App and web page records

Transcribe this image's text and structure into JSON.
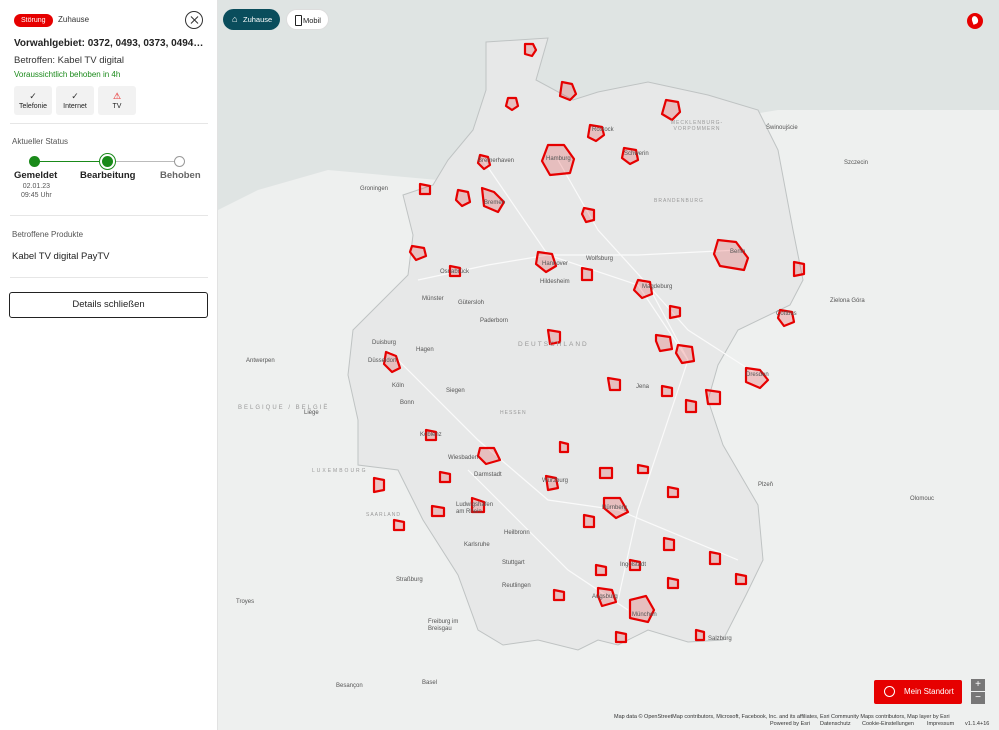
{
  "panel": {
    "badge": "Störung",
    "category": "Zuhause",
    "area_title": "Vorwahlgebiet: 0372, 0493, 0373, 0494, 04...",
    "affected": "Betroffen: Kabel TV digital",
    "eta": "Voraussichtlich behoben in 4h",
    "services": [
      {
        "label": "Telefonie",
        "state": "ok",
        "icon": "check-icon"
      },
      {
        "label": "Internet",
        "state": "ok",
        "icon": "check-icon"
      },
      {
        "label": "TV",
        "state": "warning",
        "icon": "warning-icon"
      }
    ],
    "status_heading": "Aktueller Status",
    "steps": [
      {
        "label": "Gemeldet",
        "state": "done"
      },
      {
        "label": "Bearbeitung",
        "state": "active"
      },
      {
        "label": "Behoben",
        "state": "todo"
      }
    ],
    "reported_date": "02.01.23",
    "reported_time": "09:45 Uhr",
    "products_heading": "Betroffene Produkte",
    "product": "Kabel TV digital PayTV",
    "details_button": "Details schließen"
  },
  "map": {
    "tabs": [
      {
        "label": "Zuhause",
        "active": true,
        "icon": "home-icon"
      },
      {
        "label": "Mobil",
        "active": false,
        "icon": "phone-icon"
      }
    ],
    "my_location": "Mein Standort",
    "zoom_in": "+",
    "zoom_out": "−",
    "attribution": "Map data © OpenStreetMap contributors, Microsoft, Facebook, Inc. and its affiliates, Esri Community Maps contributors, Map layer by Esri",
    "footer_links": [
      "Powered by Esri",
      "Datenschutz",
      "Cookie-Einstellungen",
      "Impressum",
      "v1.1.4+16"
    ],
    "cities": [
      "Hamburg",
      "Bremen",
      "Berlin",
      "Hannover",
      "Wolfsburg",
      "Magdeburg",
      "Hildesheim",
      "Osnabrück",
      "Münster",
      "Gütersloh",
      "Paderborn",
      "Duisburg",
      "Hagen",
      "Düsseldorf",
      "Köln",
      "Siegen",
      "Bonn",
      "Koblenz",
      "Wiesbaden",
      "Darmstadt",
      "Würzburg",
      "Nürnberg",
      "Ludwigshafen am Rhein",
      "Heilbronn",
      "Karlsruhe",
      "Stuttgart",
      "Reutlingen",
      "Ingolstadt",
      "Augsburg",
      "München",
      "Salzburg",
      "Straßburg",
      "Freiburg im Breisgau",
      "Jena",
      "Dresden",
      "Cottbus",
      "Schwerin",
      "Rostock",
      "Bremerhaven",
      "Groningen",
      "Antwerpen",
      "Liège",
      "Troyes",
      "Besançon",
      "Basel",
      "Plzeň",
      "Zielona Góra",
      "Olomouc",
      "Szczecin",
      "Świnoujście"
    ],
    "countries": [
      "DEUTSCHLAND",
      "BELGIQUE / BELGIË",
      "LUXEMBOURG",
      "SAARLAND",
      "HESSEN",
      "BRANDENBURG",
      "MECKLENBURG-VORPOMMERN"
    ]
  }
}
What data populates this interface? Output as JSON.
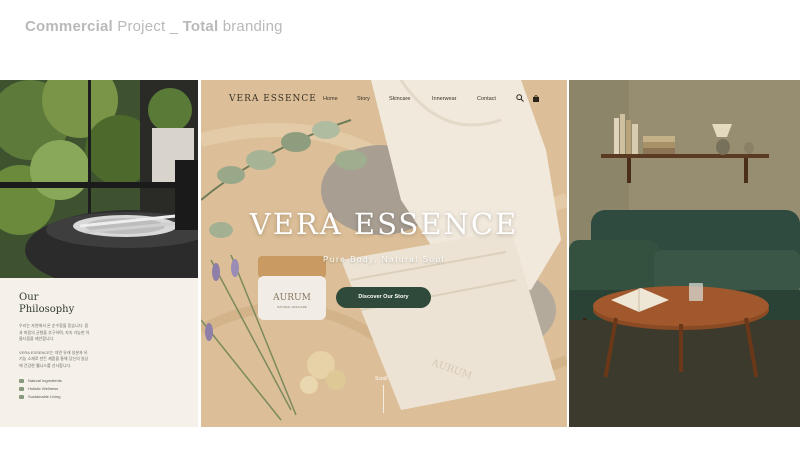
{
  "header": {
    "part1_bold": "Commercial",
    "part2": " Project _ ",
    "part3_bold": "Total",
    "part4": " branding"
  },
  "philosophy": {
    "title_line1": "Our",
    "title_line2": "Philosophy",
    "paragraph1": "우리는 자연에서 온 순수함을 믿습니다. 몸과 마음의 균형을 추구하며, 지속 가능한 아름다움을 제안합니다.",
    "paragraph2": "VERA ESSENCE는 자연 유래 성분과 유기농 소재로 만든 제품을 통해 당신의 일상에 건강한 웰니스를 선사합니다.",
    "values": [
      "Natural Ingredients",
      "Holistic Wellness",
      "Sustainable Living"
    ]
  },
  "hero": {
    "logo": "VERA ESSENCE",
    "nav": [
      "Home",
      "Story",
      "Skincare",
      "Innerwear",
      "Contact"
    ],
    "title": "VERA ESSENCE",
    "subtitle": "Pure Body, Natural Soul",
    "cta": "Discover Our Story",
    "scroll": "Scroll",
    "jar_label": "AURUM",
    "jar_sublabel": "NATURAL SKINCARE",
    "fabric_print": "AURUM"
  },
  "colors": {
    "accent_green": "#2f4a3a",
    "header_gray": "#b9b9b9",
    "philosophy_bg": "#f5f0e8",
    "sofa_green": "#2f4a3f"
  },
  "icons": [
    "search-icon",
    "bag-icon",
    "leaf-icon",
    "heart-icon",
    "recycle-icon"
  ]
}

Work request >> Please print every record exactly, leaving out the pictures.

Exercise result >>
Transcribe this image's text and structure into JSON.
{
  "panel": {
    "badge": "Störung",
    "category": "Zuhause",
    "area_title": "Vorwahlgebiet: 0372, 0493, 0373, 0494, 04...",
    "affected": "Betroffen: Kabel TV digital",
    "eta": "Voraussichtlich behoben in 4h",
    "services": [
      {
        "label": "Telefonie",
        "state": "ok",
        "icon": "check-icon"
      },
      {
        "label": "Internet",
        "state": "ok",
        "icon": "check-icon"
      },
      {
        "label": "TV",
        "state": "warning",
        "icon": "warning-icon"
      }
    ],
    "status_heading": "Aktueller Status",
    "steps": [
      {
        "label": "Gemeldet",
        "state": "done"
      },
      {
        "label": "Bearbeitung",
        "state": "active"
      },
      {
        "label": "Behoben",
        "state": "todo"
      }
    ],
    "reported_date": "02.01.23",
    "reported_time": "09:45 Uhr",
    "products_heading": "Betroffene Produkte",
    "product": "Kabel TV digital PayTV",
    "details_button": "Details schließen"
  },
  "map": {
    "tabs": [
      {
        "label": "Zuhause",
        "active": true,
        "icon": "home-icon"
      },
      {
        "label": "Mobil",
        "active": false,
        "icon": "phone-icon"
      }
    ],
    "my_location": "Mein Standort",
    "zoom_in": "+",
    "zoom_out": "−",
    "attribution": "Map data © OpenStreetMap contributors, Microsoft, Facebook, Inc. and its affiliates, Esri Community Maps contributors, Map layer by Esri",
    "footer_links": [
      "Powered by Esri",
      "Datenschutz",
      "Cookie-Einstellungen",
      "Impressum",
      "v1.1.4+16"
    ],
    "cities": [
      "Hamburg",
      "Bremen",
      "Berlin",
      "Hannover",
      "Wolfsburg",
      "Magdeburg",
      "Hildesheim",
      "Osnabrück",
      "Münster",
      "Gütersloh",
      "Paderborn",
      "Duisburg",
      "Hagen",
      "Düsseldorf",
      "Köln",
      "Siegen",
      "Bonn",
      "Koblenz",
      "Wiesbaden",
      "Darmstadt",
      "Würzburg",
      "Nürnberg",
      "Ludwigshafen am Rhein",
      "Heilbronn",
      "Karlsruhe",
      "Stuttgart",
      "Reutlingen",
      "Ingolstadt",
      "Augsburg",
      "München",
      "Salzburg",
      "Straßburg",
      "Freiburg im Breisgau",
      "Jena",
      "Dresden",
      "Cottbus",
      "Schwerin",
      "Rostock",
      "Bremerhaven",
      "Groningen",
      "Antwerpen",
      "Liège",
      "Troyes",
      "Besançon",
      "Basel",
      "Plzeň",
      "Zielona Góra",
      "Olomouc",
      "Szczecin",
      "Świnoujście"
    ],
    "countries": [
      "DEUTSCHLAND",
      "BELGIQUE / BELGIË",
      "LUXEMBOURG",
      "SAARLAND",
      "HESSEN",
      "BRANDENBURG",
      "MECKLENBURG-VORPOMMERN"
    ]
  }
}
What data populates this interface? Output as JSON.
{
  "header": {
    "part1_bold": "Commercial",
    "part2": " Project _ ",
    "part3_bold": "Total",
    "part4": " branding"
  },
  "philosophy": {
    "title_line1": "Our",
    "title_line2": "Philosophy",
    "paragraph1": "우리는 자연에서 온 순수함을 믿습니다. 몸과 마음의 균형을 추구하며, 지속 가능한 아름다움을 제안합니다.",
    "paragraph2": "VERA ESSENCE는 자연 유래 성분과 유기농 소재로 만든 제품을 통해 당신의 일상에 건강한 웰니스를 선사합니다.",
    "values": [
      "Natural Ingredients",
      "Holistic Wellness",
      "Sustainable Living"
    ]
  },
  "hero": {
    "logo": "VERA ESSENCE",
    "nav": [
      "Home",
      "Story",
      "Skincare",
      "Innerwear",
      "Contact"
    ],
    "title": "VERA ESSENCE",
    "subtitle": "Pure Body, Natural Soul",
    "cta": "Discover Our Story",
    "scroll": "Scroll",
    "jar_label": "AURUM",
    "jar_sublabel": "NATURAL SKINCARE",
    "fabric_print": "AURUM"
  },
  "colors": {
    "accent_green": "#2f4a3a",
    "header_gray": "#b9b9b9",
    "philosophy_bg": "#f5f0e8",
    "sofa_green": "#2f4a3f"
  },
  "icons": [
    "search-icon",
    "bag-icon",
    "leaf-icon",
    "heart-icon",
    "recycle-icon"
  ]
}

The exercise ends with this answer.